In a number of my previous blog posts, I made reference to the importance of listening and how this enhances the efficacy of communication. A lot of other people talk about it too. And that’s a good thing.
But I’m wondering how much of the information we get from listening do we actually remember when we’d like to or need to? Taking notes is one way to capture new information but frankly sometimes it just isn’t appropriate to break a conversation so that we can capture a thought, a name or an idea. So often, we have to rely on what we remember.
Personally, that is a scary thought as my memory for some things is, well, awful. A little research has enlightened me however to the possibility that it doesn’t have to be awful as long as I give it some regular exercise. So why would I want to?
Here’s why. There is magic in remembering.
Many years ago, when I was working as a Personnel Officer in the Head office of a very large organization, I was invited to attend a breakfast and listen to the President & Chairman of the Board, talk about our goals and challenges. The organization employed at that time, something in the neighbourhood of 35,000 people worldwide and so you can imagine that the goals and challenges were significant.
Before we sat down to breakfast the Chairman took a turn about the room, which was hosting about 350 people. Quite by accident, he happened upon me. I introduced myself and we talked for a very brief time. And then he moved on.
Well, we had breakfast and then the Chairman got up to speak. He was eloquent in his description of the organizational goals and realistic when he described the challenges we faced.
And then the magic happened. He said something like, “I was talking to Gwyn earlier and she reminded me of the importance of people to our organization”

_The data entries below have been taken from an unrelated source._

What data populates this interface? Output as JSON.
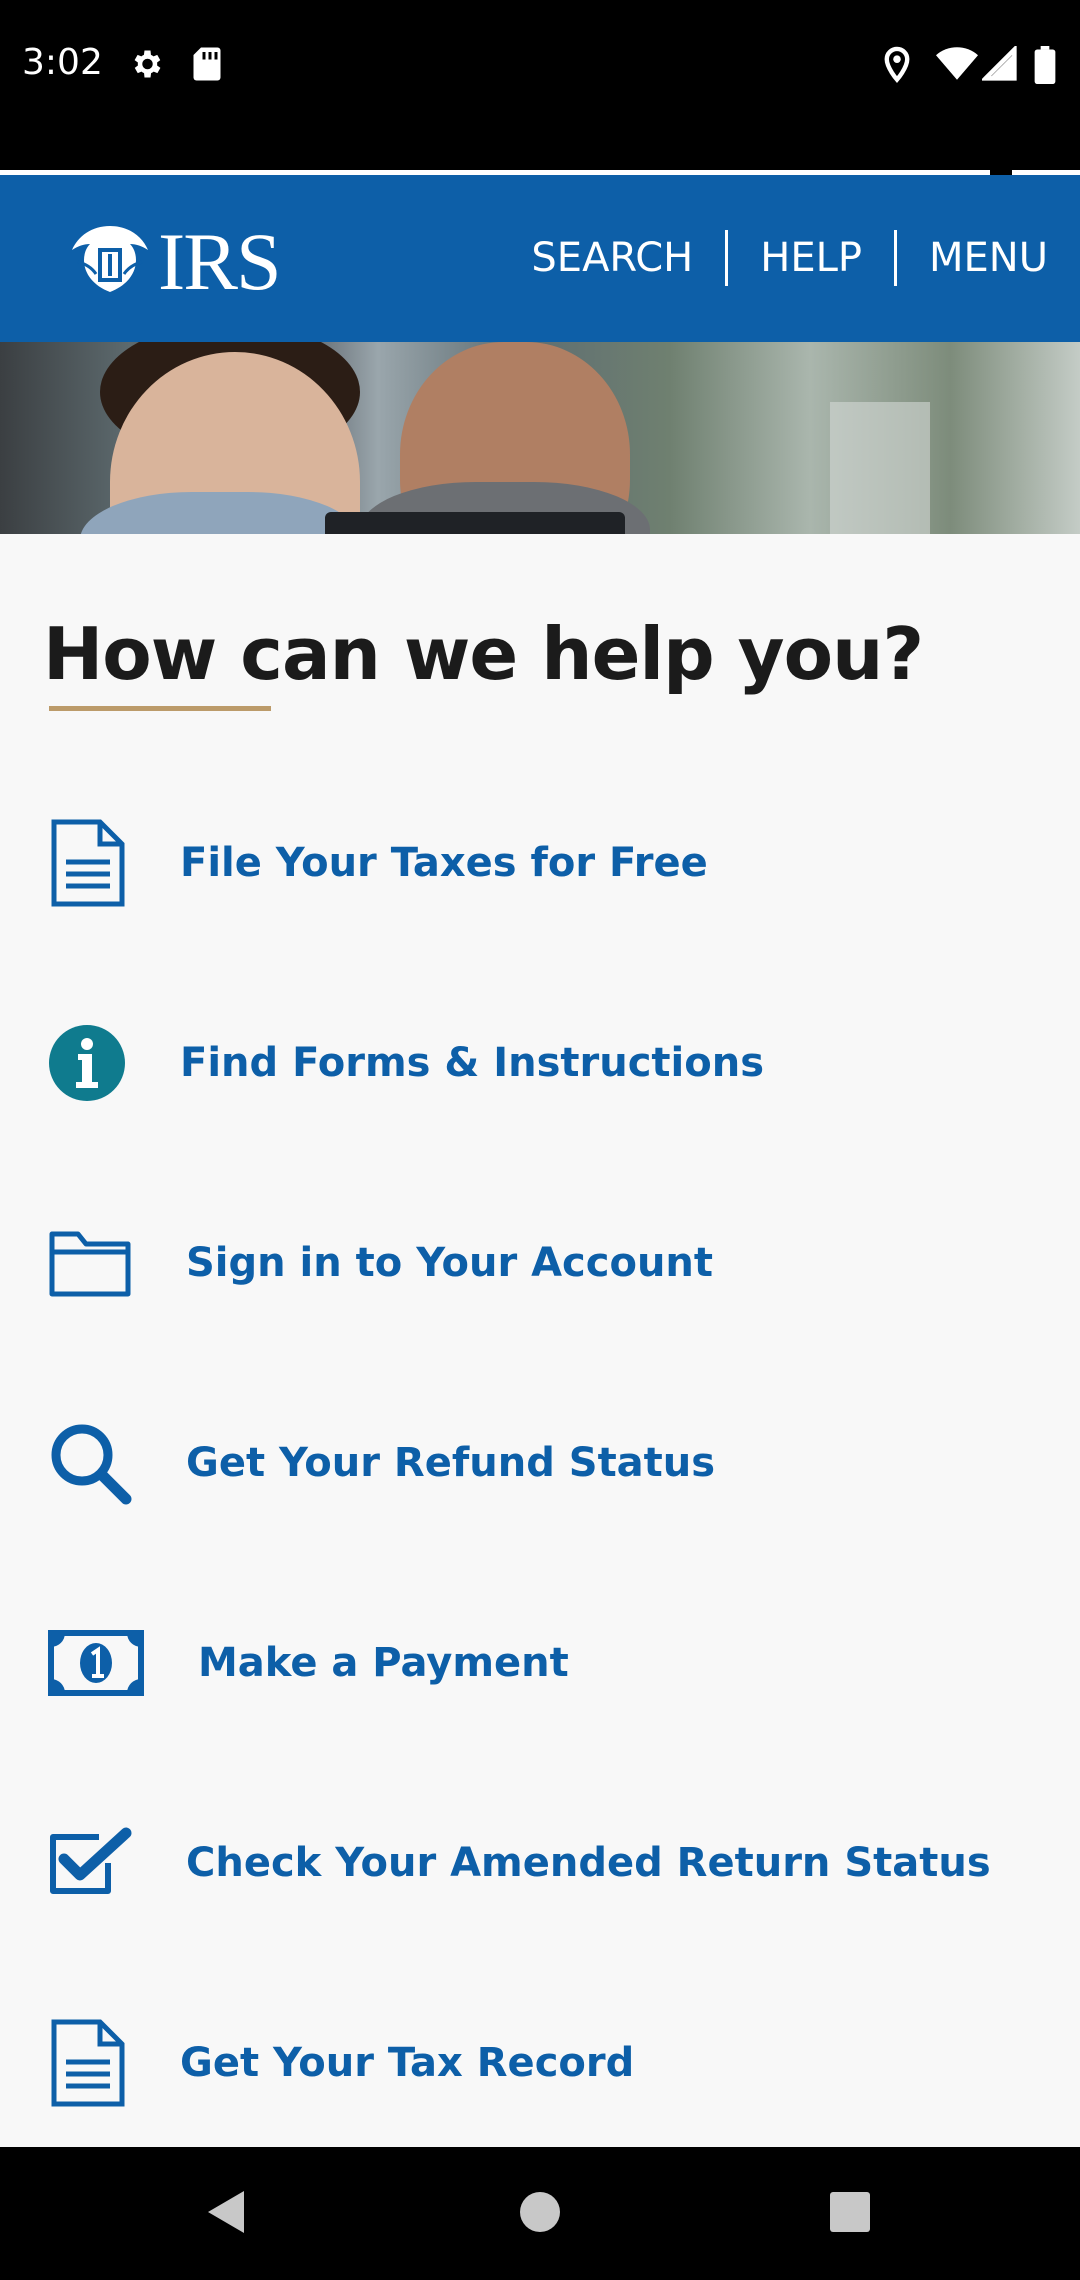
{
  "status_bar": {
    "time": "3:02",
    "icons": [
      "gear-icon",
      "sd-card-icon",
      "location-icon",
      "wifi-icon",
      "signal-icon",
      "battery-icon"
    ]
  },
  "header": {
    "logo_text": "IRS",
    "nav": [
      {
        "label": "SEARCH"
      },
      {
        "label": "HELP"
      },
      {
        "label": "MENU"
      }
    ]
  },
  "main": {
    "title": "How can we help you?",
    "items": [
      {
        "label": "File Your Taxes for Free",
        "icon": "document-icon"
      },
      {
        "label": "Find Forms & Instructions",
        "icon": "info-icon"
      },
      {
        "label": "Sign in to Your Account",
        "icon": "folder-icon"
      },
      {
        "label": "Get Your Refund Status",
        "icon": "search-icon"
      },
      {
        "label": "Make a Payment",
        "icon": "dollar-bill-icon"
      },
      {
        "label": "Check Your Amended Return Status",
        "icon": "checkbox-icon"
      },
      {
        "label": "Get Your Tax Record",
        "icon": "document-icon"
      }
    ]
  },
  "colors": {
    "brand_blue": "#0d5fa8",
    "accent_gold": "#bc9b6a",
    "info_teal": "#0f7b8e"
  }
}
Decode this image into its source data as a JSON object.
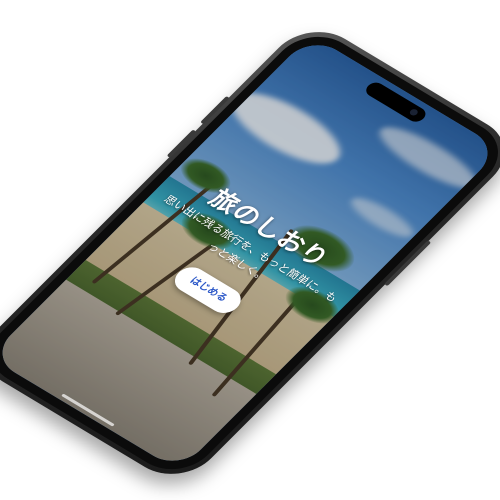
{
  "app": {
    "title": "旅のしおり",
    "subtitle": "思い出に残る旅行を、もっと簡単に。もっと楽しく。",
    "start_button_label": "はじめる"
  },
  "colors": {
    "accent": "#2c58c8",
    "button_background": "#ffffff",
    "text": "#ffffff",
    "phone_frame": "#1a1a1a"
  },
  "background": {
    "description_icon": "beach-photo"
  }
}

Suddenly, I was no longer a blurred face in the crowd or a very small cog in a very large wheel. I felt important. I felt heard. And I felt included.
He had remembered my name.
Remembering details, like people’s names, may seem like a small thing when we have so many other things competing for our time and attention. But simple acts of acknowledgement are very powerful. They make us want to participate. They make us want to do better and be better. And that is, to me at least, the essence of employee engagement.
I’m going to work on improving my memory. How about you?